TATE TOWNSHIP, OH (FOX19) - Maralah Rose-Asch returned home to her Tate Township neighborhood from a trip Monday and was not happy with what she saw. But federal and state authorities say it's a necessity if they are to keep the Asian Longhorned Beetle from spreading beyond Clermont County.
Rose-Asch told FOX19 that she and many of her neighbors understand the need to remove the 5,000 trees confirmed to be infested in the county. But they are adamantly opposed to the proposed removal of some 50,000 trees that are adjacent to the infested area, and are highly likely to become infested, according to USDA officials.
"It's extremely emotional. It impacts more than people. It impacts property values, and animals that live here. That's a problem. It will look like a devastated region," Rose-Asch said.
Christine Markham, who is the USDA's National Director of the ALB Eradication Program, says an environmental impact study of those at-risk trees is still ongoing, and must be completed before any decision is made about the removal of non-infested trees.
"Nowhere else in the state right now has the Asian Longhorned Beetle, and that's why we need to take decisive action in order to protect the natural resources of Ohio and thereby protecting thousands of jobs," said Dan Kenny, Agricultural administrator for the Ohio Department of Natural Resources. "We realize this is extremely difficult for the folks that are affected. This is the last thing that we would like to have to do. We work for the division of plant health. We believe in protecting trees. We don't like to cut down trees but this action is necessary to protect the resources of Ohio and the 87 other counties that don't have ALB."
Rose-Asch says many of the people in her neighborhood are concerned enough that they've banded together and contacted an attorney. She says if they are told that those at-risk trees are to be cut down, they will fight it in court.
The group wants the at-risk trees treated with a chemical pesticide that may keep the tree from becoming infested.
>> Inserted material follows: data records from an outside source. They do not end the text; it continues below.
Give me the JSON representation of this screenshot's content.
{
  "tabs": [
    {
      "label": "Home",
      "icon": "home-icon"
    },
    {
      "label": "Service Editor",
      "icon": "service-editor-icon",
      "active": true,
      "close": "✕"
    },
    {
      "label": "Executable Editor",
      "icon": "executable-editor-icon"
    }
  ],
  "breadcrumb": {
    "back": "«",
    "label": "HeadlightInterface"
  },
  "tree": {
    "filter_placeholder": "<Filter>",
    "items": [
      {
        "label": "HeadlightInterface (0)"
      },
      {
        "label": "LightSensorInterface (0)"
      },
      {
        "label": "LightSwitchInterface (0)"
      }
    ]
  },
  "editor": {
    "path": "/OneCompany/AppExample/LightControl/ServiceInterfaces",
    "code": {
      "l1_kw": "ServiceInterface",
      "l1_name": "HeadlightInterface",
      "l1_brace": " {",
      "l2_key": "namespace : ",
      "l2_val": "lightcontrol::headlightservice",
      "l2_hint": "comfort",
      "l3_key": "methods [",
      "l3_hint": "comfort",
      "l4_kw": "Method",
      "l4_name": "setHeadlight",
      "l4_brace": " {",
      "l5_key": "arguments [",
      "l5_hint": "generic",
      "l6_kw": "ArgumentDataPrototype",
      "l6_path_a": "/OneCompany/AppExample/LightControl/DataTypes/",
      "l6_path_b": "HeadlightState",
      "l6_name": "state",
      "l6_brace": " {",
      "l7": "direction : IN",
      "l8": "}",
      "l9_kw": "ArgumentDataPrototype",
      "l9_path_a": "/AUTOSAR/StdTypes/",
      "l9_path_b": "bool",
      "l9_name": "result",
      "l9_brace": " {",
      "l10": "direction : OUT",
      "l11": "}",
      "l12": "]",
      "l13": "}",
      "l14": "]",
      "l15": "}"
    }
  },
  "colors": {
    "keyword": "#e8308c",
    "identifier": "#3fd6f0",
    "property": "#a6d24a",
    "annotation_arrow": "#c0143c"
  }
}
Ohio Agriculture authorities say chemical treatment is simply not as effective.
FOX19 will continue to cover this story. Tree removal is expected to take several weeks.